The other problem with Thunderhawk is that it can be damn expensive to get a really good one. It is the most iconic vehicle in the line, and so that makes it one of the most desireable. There are plenty out there to be had, but getting one in really good condition is the tricky thing. I’ve already mentioned the stickers. There are two huge stickers on the hood, one on each door, three on the roof, and one that covers the entire spoiler. Years and rough play take their tole on these things, and when they’re mussed up, it really hurts the look of the toy. The other problem is in the springs. Thunderhawk’s conversion is done almost completely by the single press of a button and the catches wear over time. It takes several tries before the doors on mine will lock down, and eventually they just won’t anymore. The rear bumper won’t stay down all the way, leaving the rear jet engines peaking out all the time. I often think about getting another one in better shape, but then I reallize I’ll be spending around sixty bucks, and quite frankly there are other MASK toys that I don’t have, that I’d much rather sink that money into.

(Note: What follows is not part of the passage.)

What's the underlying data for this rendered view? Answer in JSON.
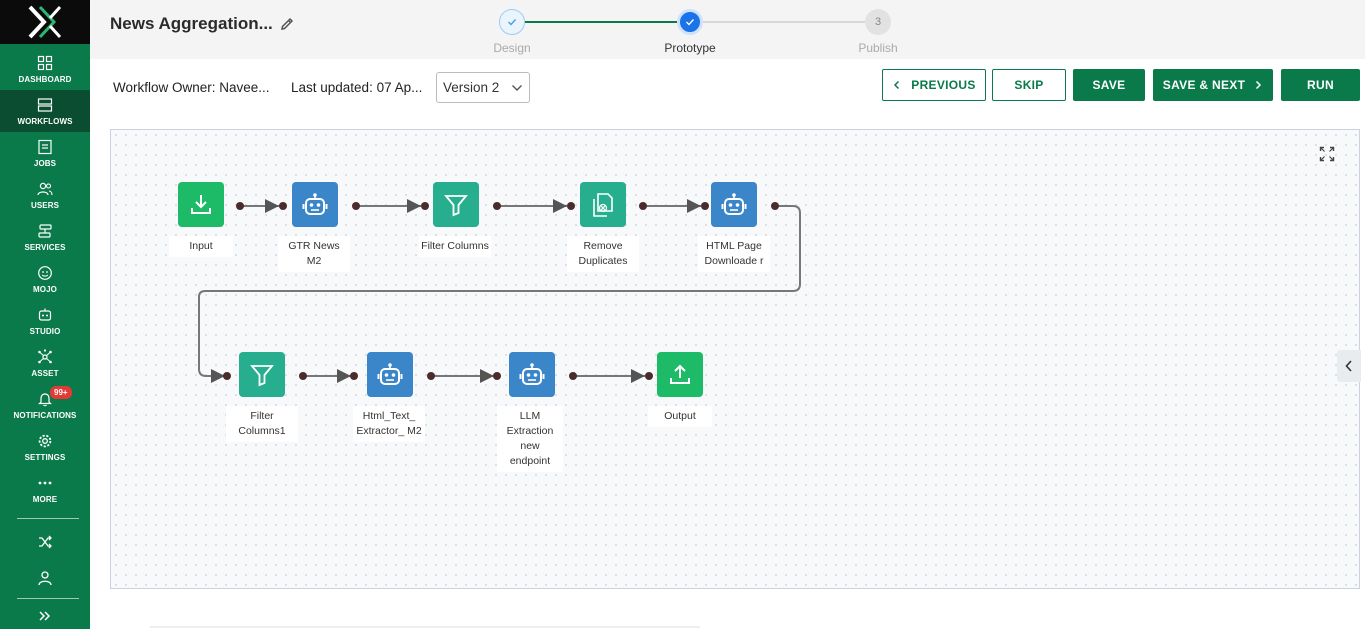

Don’t think I’m hating on Thunderhawk. Its still a cool toy, but it just isn’t one of my favorites in the line. Afterall, half of its conversion just entails opening its doors. I’m all for suspending belief at the fact that this thing doesn’t look like it could ever fly in a million years, but when you look at some of the clever designs of the other MASK vehicles, you’d think the leader could get something better. In fact, there were several flying sportscars in the MASK line, and almost all of them were better looking and more clever than poor old Thunderhawk. Next Monday, we’ll take a look at one of those.